_Records shown:_
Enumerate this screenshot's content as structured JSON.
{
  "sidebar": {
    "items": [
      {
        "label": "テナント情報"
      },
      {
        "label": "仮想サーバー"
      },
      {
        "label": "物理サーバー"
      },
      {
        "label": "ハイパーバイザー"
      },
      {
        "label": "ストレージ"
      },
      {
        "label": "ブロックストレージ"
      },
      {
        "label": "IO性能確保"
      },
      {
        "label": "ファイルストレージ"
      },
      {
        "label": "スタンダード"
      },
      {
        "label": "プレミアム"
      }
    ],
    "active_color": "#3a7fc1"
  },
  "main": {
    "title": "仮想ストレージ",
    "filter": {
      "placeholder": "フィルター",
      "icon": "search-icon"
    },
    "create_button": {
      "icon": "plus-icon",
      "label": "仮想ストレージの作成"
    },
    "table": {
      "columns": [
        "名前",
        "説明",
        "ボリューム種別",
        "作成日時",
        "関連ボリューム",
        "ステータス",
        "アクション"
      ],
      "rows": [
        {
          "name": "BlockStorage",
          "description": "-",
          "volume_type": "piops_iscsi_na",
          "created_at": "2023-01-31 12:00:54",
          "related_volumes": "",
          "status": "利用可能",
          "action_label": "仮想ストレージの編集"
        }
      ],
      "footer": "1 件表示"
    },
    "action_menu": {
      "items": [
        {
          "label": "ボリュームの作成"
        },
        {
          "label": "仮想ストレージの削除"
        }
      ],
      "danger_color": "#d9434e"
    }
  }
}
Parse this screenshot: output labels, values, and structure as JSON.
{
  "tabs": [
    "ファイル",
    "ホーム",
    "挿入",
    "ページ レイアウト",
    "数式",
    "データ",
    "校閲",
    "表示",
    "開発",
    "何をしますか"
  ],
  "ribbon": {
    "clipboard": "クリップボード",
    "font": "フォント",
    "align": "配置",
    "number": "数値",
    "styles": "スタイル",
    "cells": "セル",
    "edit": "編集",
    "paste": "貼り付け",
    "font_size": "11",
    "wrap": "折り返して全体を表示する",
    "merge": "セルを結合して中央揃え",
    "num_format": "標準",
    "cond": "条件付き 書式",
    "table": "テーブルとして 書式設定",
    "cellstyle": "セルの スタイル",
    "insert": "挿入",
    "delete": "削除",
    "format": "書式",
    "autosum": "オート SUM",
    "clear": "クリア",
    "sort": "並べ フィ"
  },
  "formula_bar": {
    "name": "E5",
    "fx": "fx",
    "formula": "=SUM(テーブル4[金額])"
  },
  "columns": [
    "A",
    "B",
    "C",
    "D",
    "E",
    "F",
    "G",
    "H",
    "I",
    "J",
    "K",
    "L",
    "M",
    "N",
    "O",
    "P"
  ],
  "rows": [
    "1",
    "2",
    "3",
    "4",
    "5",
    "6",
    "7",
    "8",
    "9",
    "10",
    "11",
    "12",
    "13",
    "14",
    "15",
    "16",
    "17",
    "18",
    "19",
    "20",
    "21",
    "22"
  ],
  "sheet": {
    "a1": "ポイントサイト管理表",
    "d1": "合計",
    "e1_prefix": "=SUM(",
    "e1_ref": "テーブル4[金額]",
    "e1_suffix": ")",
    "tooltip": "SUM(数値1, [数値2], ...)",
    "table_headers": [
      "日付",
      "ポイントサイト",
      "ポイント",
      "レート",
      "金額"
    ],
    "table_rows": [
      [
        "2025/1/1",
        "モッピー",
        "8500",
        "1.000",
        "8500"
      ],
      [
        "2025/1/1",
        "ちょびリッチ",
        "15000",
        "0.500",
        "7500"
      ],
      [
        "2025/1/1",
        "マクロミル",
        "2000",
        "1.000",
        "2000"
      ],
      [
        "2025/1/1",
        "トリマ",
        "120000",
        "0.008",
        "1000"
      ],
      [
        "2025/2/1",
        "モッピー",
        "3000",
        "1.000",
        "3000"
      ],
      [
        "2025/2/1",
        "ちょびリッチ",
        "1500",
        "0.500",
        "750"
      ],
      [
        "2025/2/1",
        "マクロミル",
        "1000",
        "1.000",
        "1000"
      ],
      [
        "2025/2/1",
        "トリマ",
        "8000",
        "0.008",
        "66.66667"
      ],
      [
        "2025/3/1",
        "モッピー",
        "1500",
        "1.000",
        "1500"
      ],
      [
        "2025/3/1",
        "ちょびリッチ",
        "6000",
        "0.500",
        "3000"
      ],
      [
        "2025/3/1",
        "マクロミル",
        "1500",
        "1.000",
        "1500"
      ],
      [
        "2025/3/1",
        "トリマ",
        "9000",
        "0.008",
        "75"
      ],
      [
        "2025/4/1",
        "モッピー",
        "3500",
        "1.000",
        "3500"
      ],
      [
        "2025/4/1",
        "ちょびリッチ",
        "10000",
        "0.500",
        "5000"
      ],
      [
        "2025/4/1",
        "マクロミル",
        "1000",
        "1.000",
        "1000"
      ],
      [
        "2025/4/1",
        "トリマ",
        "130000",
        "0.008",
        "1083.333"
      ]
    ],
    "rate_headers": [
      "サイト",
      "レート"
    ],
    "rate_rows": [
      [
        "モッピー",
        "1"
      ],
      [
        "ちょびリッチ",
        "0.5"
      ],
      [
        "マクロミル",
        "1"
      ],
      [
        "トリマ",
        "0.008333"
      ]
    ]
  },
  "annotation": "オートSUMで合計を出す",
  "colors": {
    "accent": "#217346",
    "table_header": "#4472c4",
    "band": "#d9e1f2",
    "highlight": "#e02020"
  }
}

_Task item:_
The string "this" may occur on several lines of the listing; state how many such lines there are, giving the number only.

_Solution:_
2